Under the original timeline the most disruptive works were due to take place on the Shoreditch Park Primary School playground during this year’s summer holidays.
Now, they would have to start during the autumn term, causing significant disruption. Work will begin in Gospall Street this summer to prepare underground services to the new homes by digging a trench to lay pipework. It will affect the school site, but the work is hoped to be done during the school holiday.
The flagship project was signed off last year after being bitterly opposed by the Save Britannia group, which doesn’t believe the new centre will be good enough; opposes the loss of green space and the building of homes for private sale; and fears that financing the operation by selling luxury flats after the school and leisure centre are built is risky in an unstable housing market.
TfL, which along with Network Rail is behind Crossrail 2, has been approached for comment.

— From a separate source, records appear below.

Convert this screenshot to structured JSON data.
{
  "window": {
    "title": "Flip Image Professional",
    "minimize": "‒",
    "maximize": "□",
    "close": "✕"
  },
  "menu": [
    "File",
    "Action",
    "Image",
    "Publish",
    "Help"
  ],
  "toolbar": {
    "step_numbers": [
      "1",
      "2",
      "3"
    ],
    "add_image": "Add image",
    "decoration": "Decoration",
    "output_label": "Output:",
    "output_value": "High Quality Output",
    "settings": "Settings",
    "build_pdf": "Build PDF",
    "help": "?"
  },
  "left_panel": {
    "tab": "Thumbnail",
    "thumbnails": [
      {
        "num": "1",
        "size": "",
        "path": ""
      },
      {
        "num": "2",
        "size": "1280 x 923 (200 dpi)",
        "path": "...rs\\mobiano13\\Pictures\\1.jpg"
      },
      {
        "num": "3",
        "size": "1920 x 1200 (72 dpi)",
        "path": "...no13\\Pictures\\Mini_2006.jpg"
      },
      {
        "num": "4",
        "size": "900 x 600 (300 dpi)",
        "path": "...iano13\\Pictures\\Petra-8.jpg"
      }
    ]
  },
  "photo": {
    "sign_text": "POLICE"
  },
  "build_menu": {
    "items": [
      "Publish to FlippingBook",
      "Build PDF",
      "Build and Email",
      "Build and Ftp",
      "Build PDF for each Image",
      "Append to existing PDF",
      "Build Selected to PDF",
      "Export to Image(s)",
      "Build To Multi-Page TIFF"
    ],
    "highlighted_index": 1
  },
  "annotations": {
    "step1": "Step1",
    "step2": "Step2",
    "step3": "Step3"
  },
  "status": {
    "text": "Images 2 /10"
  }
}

Michèle Dix, TfL’s managing director of Crossrail 2, said: “We have been working closely with Hackney Council on a solution that has enabled the Britannia development to proceed whilst minimising the potential impacts on the park. We will continue to work with Hackney on the development of both projects for the benefit of local people.”